Another welcome new technology added in 6.2 is a blind-spot warning system that works between 30km/h and 140km/h. It can detect if something is in the driver’s blind spot and warn them using visual, audible and haptic feedback.
Unlike most cars that have hardware fitted for this system, including lights in the side mirrors, the Model S uses small white arcs on the instrument panel to advise the driver. They’re quite faint and hard to notice, but if the car thinks a collision is possible, it will change the arcs to a red colour, vibrate the steering wheel and chime a warning note. We have to admit, it worked better in the latter situation.

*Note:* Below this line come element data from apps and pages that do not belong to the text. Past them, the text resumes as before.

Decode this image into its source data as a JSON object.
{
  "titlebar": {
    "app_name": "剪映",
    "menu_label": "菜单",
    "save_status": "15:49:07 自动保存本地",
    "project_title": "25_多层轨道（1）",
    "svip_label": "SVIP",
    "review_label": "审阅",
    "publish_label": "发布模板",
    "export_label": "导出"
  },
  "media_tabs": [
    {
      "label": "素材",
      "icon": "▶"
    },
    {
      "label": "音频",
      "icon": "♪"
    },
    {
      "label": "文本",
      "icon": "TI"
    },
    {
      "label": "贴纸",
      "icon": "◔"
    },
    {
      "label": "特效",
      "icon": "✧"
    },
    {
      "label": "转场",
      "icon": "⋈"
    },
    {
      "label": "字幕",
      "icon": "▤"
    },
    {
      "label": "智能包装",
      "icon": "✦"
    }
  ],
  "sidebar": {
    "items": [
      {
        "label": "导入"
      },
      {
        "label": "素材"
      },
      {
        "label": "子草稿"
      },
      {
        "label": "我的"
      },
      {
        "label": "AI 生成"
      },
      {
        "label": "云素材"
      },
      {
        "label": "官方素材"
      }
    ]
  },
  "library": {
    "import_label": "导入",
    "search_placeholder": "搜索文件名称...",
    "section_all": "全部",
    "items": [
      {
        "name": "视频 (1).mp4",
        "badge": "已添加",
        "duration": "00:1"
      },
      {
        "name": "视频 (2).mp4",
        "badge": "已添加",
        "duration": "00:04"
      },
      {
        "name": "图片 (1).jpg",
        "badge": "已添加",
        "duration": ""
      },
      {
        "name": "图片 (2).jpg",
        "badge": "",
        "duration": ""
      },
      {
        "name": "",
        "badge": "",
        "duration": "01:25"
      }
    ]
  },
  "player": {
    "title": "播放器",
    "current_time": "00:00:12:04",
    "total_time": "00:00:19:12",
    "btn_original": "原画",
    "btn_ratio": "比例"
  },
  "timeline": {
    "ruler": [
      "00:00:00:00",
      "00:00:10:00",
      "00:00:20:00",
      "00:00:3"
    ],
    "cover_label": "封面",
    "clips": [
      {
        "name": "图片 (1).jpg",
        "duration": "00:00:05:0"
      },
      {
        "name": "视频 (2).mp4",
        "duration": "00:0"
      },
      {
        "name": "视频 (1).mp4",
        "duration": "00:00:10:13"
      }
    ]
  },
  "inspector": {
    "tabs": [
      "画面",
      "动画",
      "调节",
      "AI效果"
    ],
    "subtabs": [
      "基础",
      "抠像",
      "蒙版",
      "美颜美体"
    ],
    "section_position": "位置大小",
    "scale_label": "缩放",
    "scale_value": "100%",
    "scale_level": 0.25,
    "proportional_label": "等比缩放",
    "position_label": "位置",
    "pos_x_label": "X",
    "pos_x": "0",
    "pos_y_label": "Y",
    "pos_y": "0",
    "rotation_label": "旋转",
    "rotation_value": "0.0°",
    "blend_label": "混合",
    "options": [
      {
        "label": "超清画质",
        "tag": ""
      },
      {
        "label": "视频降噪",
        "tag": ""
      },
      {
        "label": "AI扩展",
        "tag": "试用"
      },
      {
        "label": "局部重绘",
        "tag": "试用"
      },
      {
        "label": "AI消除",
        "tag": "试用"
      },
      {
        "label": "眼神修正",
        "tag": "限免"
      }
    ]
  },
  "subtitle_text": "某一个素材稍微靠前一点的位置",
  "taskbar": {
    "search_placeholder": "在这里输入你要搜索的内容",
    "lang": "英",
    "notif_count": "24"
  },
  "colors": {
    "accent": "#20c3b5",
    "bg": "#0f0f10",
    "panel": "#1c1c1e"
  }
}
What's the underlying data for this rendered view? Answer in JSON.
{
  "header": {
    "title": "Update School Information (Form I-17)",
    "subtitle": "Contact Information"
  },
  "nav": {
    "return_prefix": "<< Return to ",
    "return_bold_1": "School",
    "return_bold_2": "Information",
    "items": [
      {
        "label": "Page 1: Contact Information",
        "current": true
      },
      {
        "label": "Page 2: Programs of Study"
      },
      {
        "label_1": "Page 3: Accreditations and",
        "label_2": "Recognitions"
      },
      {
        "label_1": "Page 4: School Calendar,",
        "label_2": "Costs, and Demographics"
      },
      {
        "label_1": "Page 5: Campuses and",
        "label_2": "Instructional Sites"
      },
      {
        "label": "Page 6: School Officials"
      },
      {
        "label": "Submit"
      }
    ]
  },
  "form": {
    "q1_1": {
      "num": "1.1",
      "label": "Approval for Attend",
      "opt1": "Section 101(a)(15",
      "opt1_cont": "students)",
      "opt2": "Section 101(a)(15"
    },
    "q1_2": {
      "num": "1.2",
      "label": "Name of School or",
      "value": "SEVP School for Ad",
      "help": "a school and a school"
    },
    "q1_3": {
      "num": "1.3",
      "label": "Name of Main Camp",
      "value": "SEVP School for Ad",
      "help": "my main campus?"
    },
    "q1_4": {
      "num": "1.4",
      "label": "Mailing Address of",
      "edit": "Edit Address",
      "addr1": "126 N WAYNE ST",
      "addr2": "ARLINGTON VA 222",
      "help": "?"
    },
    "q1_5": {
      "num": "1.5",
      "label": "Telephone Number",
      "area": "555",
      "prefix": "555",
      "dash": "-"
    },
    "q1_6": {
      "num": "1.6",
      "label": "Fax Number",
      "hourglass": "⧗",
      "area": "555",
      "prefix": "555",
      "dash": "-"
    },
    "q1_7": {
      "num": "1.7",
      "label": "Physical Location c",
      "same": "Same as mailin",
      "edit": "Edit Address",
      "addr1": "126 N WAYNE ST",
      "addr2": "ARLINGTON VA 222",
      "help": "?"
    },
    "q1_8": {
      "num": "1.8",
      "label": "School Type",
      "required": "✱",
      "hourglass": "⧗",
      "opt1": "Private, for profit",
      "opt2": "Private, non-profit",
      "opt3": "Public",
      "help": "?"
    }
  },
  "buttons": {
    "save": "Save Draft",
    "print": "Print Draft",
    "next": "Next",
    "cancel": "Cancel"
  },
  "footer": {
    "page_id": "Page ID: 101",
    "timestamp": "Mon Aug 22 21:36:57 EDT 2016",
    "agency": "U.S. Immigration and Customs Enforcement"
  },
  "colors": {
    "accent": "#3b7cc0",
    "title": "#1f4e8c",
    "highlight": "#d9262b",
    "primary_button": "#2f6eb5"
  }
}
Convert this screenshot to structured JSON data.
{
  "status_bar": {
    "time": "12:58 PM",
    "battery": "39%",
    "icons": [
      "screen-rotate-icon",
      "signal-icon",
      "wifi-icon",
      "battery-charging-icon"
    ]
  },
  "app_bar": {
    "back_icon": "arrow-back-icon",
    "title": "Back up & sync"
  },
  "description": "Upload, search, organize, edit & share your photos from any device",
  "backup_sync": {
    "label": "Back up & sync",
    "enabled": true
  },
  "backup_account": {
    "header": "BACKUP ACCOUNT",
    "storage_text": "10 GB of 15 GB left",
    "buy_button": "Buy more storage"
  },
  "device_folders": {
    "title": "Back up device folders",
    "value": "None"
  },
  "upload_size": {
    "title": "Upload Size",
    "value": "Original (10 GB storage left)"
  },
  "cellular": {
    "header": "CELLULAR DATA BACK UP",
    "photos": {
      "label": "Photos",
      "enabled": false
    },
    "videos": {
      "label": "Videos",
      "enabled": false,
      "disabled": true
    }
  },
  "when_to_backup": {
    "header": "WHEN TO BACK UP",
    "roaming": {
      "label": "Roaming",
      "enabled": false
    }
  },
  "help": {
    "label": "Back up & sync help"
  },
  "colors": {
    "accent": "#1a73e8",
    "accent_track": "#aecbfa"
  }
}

The other big update for the v6.2 software pulse was the addition of Trip Planner and Range Assurance functions, which the brand boldly stated would “end range anxiety”. And well they might, if there was infrastructure – but for the most part there isn’t in Australia, so don’t go logging on to the Tesla website to place your order if you live in Bourke or Coonabarabran just yet.
Trip Planner works through the navigation system. When the driver keys a final destination, it will plot out a route that incorporates all the necessary Supercharger pit stops as well as other public charge stations along the way. Had this function been available last year, it would have made planning for our 1800km trip from Seattle to Los Angeles easier.
The Range Assurance module runs constantly in the background, even if the navigation system is off, monitoring the car’s battery charge. If it believes that you may soon venture out of charging range, it will prompt you with nearby Supercharger locations, previously used charging spots, and recharging outlets installed by Tesla at hotels and resorts.
All these updates make the Model S even more impressive than it already was, and one that – for potential buyers – offers a level of future-proofing that is furthered even more by Tesla’s guaranteed resale program.
However, it’s worth noting that if the Model S is your only car, you need to plan around the update timing – you can schedule it to suit, but the default time is 2:00am mid-week, and the car is rendered un-drivable during the period of the updates.
It’s worth noting that buyers who want the array of new driving assistance technologies must pay a $3400 option fee for the Autopilot system at the time of purchase, or else they can add the tech post-purchase for $4100.
In the future, the Autopilot system is set to include hands-free parking and possibly even hands-free driving using cruise control – but that’s still a few updates away…
We can’t wait for that, but until then we’re quite happy taking control of the Model S, which remains a technological masterpiece and a superb car to drive.
Click the photos tab above for more images by Mitchell Oke.